There are many “standards” for drum notation. That fact may be the reason Dorico’s development team are taking time over it - they may be trying to cater to lots of different ways of doing it, like they did with chord symbols.

A significant proportion of drum notation uses upstems for hands and downstems for feet.

Very intersting discussion on the Facebook group https://www.facebook.com/groups/musicengravingtips/permalink/1783532201945664/

There’s been some guidelines from Norman Weinberg and PAS out there for a while:

http://www.normanweinberg.com/uploads/8/1/6/4/81640608/940506pn_guildines_for_drumset.pdf

https://www.amazon.com/GUIDE-DRUMSET-NOTATION-Norman-Weinberg/dp/0966492811

We are deep into the implementation of percussion notation, including drum set notation, at the moment. We are aware of three main conventions for the voicing of notes on a drum set/drum kit staff: one is to have kick and snare in one down-stem voice, and hi-hats/cymbals in another up-stem voice; another is to have kick in the down-stem voice and snare, hi-hats, cymbals etc. in the up-stem voice (the basic division there being “feet” in one voice and “hands” in another); and yet another is to use a single voice for everything.

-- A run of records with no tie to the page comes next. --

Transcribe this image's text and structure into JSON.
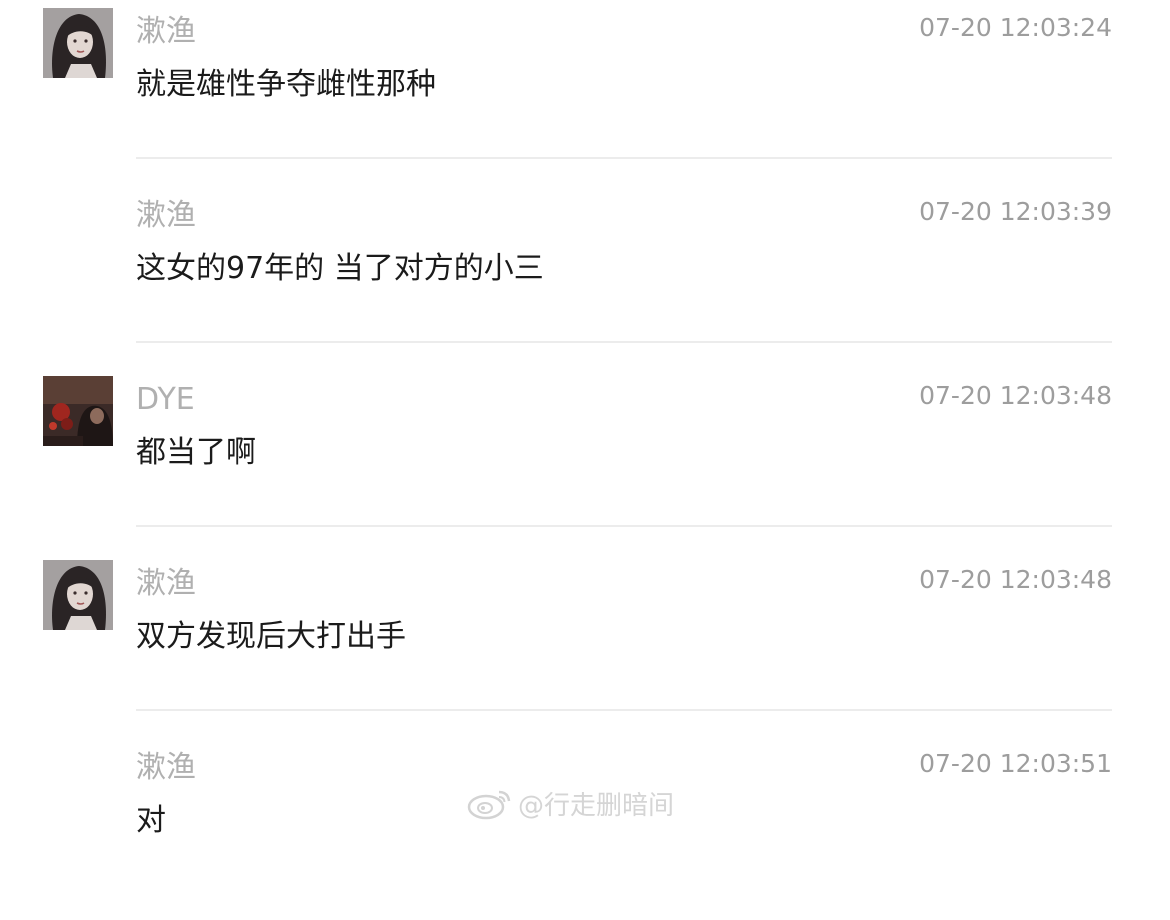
{
  "messages": [
    {
      "sender": "漱渔",
      "time": "07-20 12:03:24",
      "text": "就是雄性争夺雌性那种",
      "avatar": "avatar-dark-hair-woman",
      "show_avatar": true
    },
    {
      "sender": "漱渔",
      "time": "07-20 12:03:39",
      "text": "这女的97年的 当了对方的小三",
      "avatar": "",
      "show_avatar": false
    },
    {
      "sender": "DYE",
      "time": "07-20 12:03:48",
      "text": "都当了啊",
      "avatar": "avatar-dark-reddish-photo",
      "show_avatar": true
    },
    {
      "sender": "漱渔",
      "time": "07-20 12:03:48",
      "text": "双方发现后大打出手",
      "avatar": "avatar-dark-hair-woman",
      "show_avatar": true
    },
    {
      "sender": "漱渔",
      "time": "07-20 12:03:51",
      "text": "对",
      "avatar": "",
      "show_avatar": false
    }
  ],
  "watermark": {
    "text": "@行走删暗间",
    "icon": "weibo-logo-icon"
  },
  "colors": {
    "name": "#b0b0b0",
    "time": "#9d9d9d",
    "text": "#1b1b1b",
    "divider": "#ececec",
    "watermark": "#d5d5d5"
  }
}
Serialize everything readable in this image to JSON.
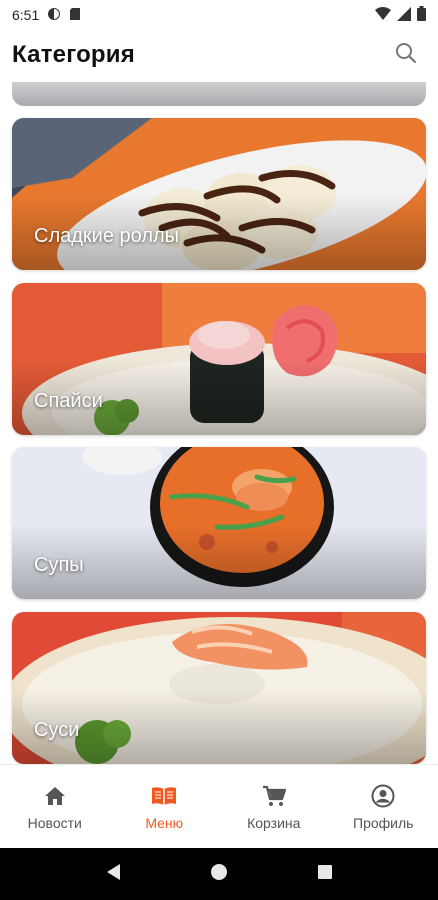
{
  "status_bar": {
    "time": "6:51"
  },
  "header": {
    "title": "Категория"
  },
  "categories": [
    {
      "label": "Сладкие роллы"
    },
    {
      "label": "Спайси"
    },
    {
      "label": "Супы"
    },
    {
      "label": "Суси"
    }
  ],
  "bottom_nav": {
    "items": [
      {
        "label": "Новости",
        "icon": "home-icon"
      },
      {
        "label": "Меню",
        "icon": "book-icon",
        "active": true
      },
      {
        "label": "Корзина",
        "icon": "cart-icon"
      },
      {
        "label": "Профиль",
        "icon": "account-icon"
      }
    ]
  },
  "colors": {
    "accent": "#f05a22",
    "inactive": "#555555"
  }
}
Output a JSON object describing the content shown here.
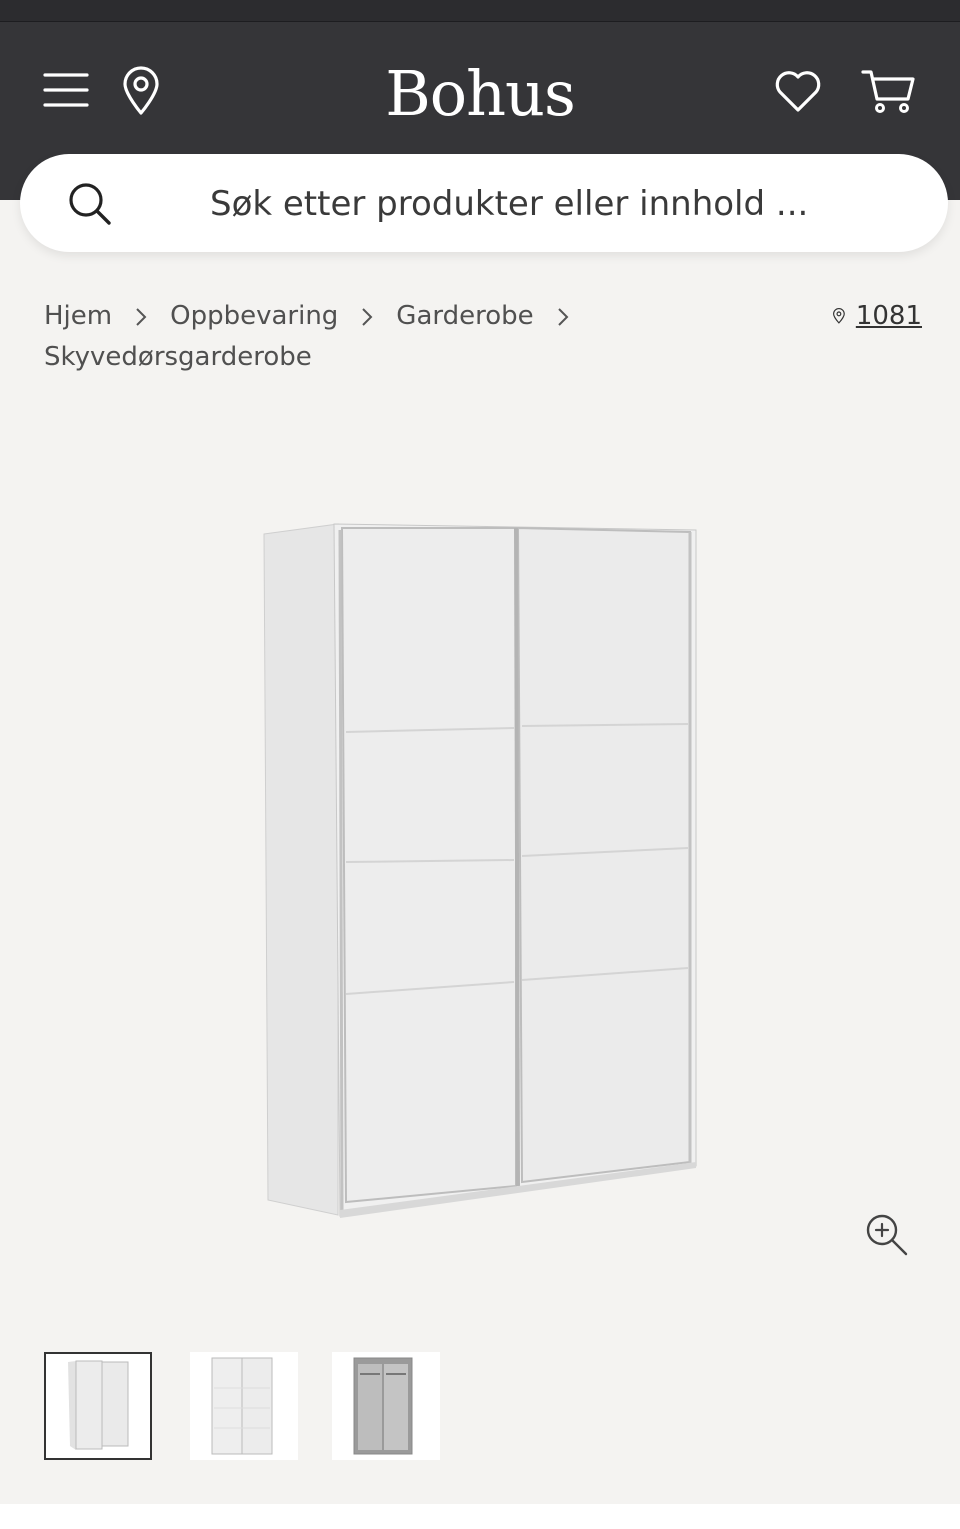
{
  "header": {
    "logo": "Bohus",
    "menu_icon": "hamburger-menu-icon",
    "location_icon": "map-pin-icon",
    "wishlist_icon": "heart-icon",
    "cart_icon": "shopping-cart-icon"
  },
  "search": {
    "placeholder": "Søk etter produkter eller innhold ...",
    "icon": "search-icon"
  },
  "breadcrumb": {
    "items": [
      "Hjem",
      "Oppbevaring",
      "Garderobe"
    ],
    "current": "Skyvedørsgarderobe",
    "separator_icon": "chevron-right-icon"
  },
  "store": {
    "code": "1081",
    "icon": "map-pin-icon"
  },
  "gallery": {
    "main_image": "white-sliding-door-wardrobe",
    "zoom_icon": "zoom-in-icon",
    "thumbnails": [
      {
        "image": "wardrobe-closed-angle",
        "selected": true
      },
      {
        "image": "wardrobe-closed-front",
        "selected": false
      },
      {
        "image": "wardrobe-open-interior",
        "selected": false
      }
    ]
  },
  "colors": {
    "header_bg": "#353538",
    "page_bg": "#f4f3f1",
    "text": "#505050"
  }
}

Dorico will make it easy to use any of these conventions – and indeed to create your own mapping between instruments in the kit, stem direction, and which other instruments should be grouped on the same stem (i.e. in the same voice) – and it will have a number of other clever tricks up its sleeve, too. I think we are on track to have the most powerful and flexible support for percussion of any scoring program.

I really am anxious to see this. Go Dorico!

This sounds really promising !

All sounding exciting… :slight_smile:

Was/is there time for the ‘dedicated tool for sticking indication’ to be included - mentioned briefly here:- https://www.steinberg.net/forums/viewtopic.php?p=655354#p655354

That sounds pretty good Daniel! Can you tell a little bit about open and closed hihat notation? And I really hope there is a good import and conversion for midi files. I’m working with Supior Drummer and EZDrummer.
For me it"s also important that I can copy the base part from a drumkit to a bass drum player alone.

And… I really hopes that it would be possible to make a library with drum patterns. A library like EZDrummer where I can put and save drum patterns that I often use. This is also possible when ‘midi clips’ can be inserted, but a library (toolbox) looks very handy to me.

Succes with the development of the drum-notation.

We won’t have any drum pattern library features in this first release, but you should be able to easily maintain a separate project containing your favourite drum patterns (e.g. as separate flows) so that you can copy and paste them into your current project.

In Dorico, because each percussion instrument (e.g. bass drum, snare drum, every tom-tom, every cymbal) is actually a separate instrument, it’s easy to copy the music from just one component of the kit to another instrument. In Layout Options, you would change the percussion presentation option from five-line staff to show individual instruments, which will make every instrument in the kit appear on its own individual single-line “staff”, at which point you can then copy and paste from that staff to another bass drum held by a different player.

As for MIDI and MusicXML import, we are doing the best that we can. With MIDI we assume that the instrument is using the General MIDI drum set, and then we import accordingly. With MusicXML, different applications export different amounts of percussion data, so the results can be variable. Again, the neat thing is that because each instrument is imported as an individual instrument and then combined together into a kit instrument, you can easily change a single instrument within a kit instrument, or change the staff position where that instrument appears in a five-line staff, etc., completely dynamically.

I’m loving these little bits you’re revealing. I can only hope that the implementation is running smoothly, and that it works just as well for those who want to engrave for multipercussion sets a bit more demanding than your usual drum set.